Ten years ago
So, local authority workers think a 2% pay offer is bad. Trust us, it could be worse – a decade ago, care workers at a Norfolk nursing home were given supermarket vouchers as part of their pay deal.
At the time, the proprietor said it was the only way of giving low-paid workers an increase (offering vouchers is cheaper because they attract lower employer National Insurance contributions).
Let’s hope this doesn’t give the Local Government Employers any silly ideas. Before we know it, they could be back at the bargaining table 1% plus £50 M&S vouchers, or two-for-one vouchers for Woolworths.
Social workers topped the stress league of 100 different professionals back in May 1997. The survey compared the effects of pay, public esteem, workloads and expectations. The researcher said “there are fewer social workers, they are less valued by society and they are more accountable than ever before”. Sound familiar?
Perhaps social workers would be less stressed if they’d taken heed of then Scottish health minister Sam Galbraith’s warning ten years ago of “too many meetings, not enough action”. He urged social work departments to take a long, hard look at spending on bureaucratic structures and procedures.
Apparently, his please fell on deaf ears. As we revealed in 26 April, our exclusive survey of 1,000 social workers found that three-quarters of social workers spend more than 40% of their time today on admin.
Five years ago
St Albans Council’s ran into trouble five years ago after this story found its way into the local papers. the council’s housing department placed a homeless alcoholic with mental health needs in a lap dancing pub.
As if that wasn’t bad enough, it emerged that children, women fleeing domestic violence, and a teenage mum had also been housed in the same pub.
In what must have been one of the gross understatements of the year, a council spokesperson questioned about the suitability of the venue for vulnerable clients admitted it was “far from ideal”.

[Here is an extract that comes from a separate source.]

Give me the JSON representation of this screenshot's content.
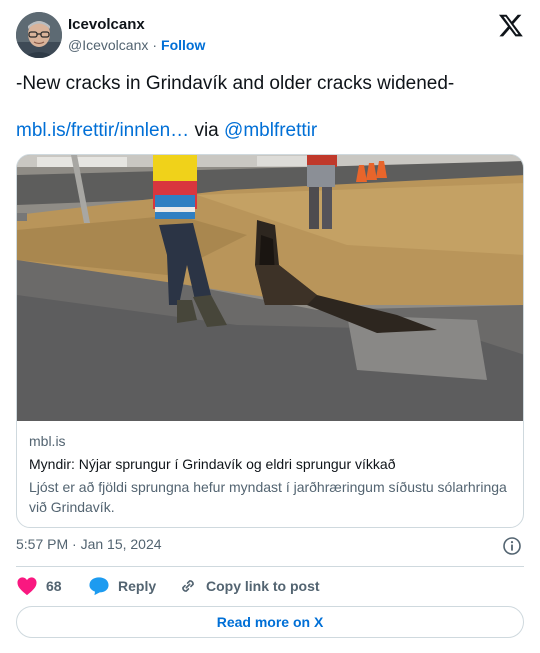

Sadly, venues that are even further from ideal continue to be used today – the
shortage of good B&Bs means we still hear stories of care leavers being housed nextdoor to crack dens and mixing with drug addicts and criminals. It makes lap dancing pubs looks relatively innocuous by comparison.
Social workers may laugh hollowly when re-reading Alan Milburn’s speech to the RCN Congress in May 2002. The then health secretary told delegates that social services were no longer the poor relation of health services and that thanks to the Budget, social services would have extra resources to stabilise the care homes market and buy more care home beds.
Note, he did not say social services would have extra resources to bail out overspent primary care trusts – although perhaps that’s what PCT chief executives thought Milburn meant when he said: “Health and social servicesboth rely on each other.”